**Activity**
From the first line to the last, copy the material exactly and leave the pictures out.

◇ ◇ ◇ ◇

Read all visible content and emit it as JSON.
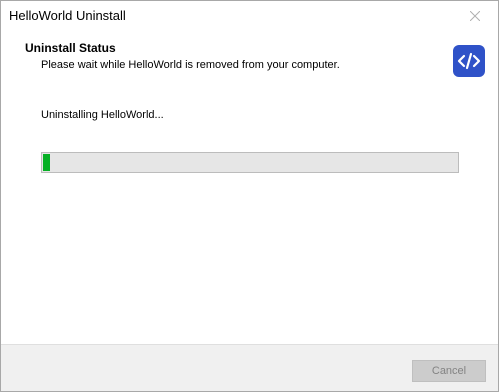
{
  "window": {
    "title": "HelloWorld Uninstall"
  },
  "header": {
    "title": "Uninstall Status",
    "subtitle": "Please wait while HelloWorld is removed from your computer.",
    "icon": "code-brackets-icon",
    "icon_color": "#2f52c8"
  },
  "main": {
    "status_text": "Uninstalling HelloWorld...",
    "progress_percent": 1,
    "progress_color": "#06b025"
  },
  "footer": {
    "cancel_label": "Cancel",
    "cancel_enabled": false
  }
}
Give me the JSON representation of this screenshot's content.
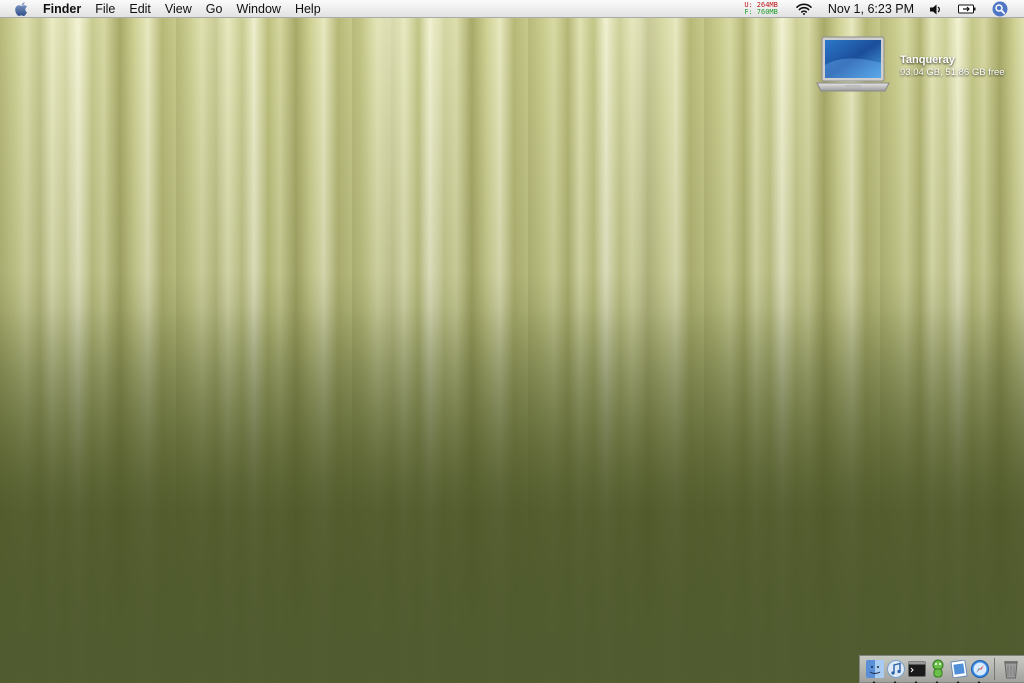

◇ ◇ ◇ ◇

**Written solution**
Read all visible content and emit it as JSON.
{
  "window": {
    "title": "HelloWorld Uninstall"
  },
  "header": {
    "title": "Uninstall Status",
    "subtitle": "Please wait while HelloWorld is removed from your computer.",
    "icon": "code-brackets-icon",
    "icon_color": "#2f52c8"
  },
  "main": {
    "status_text": "Uninstalling HelloWorld...",
    "progress_percent": 1,
    "progress_color": "#06b025"
  },
  "footer": {
    "cancel_label": "Cancel",
    "cancel_enabled": false
  }
}
Give me the JSON representation of this screenshot's content.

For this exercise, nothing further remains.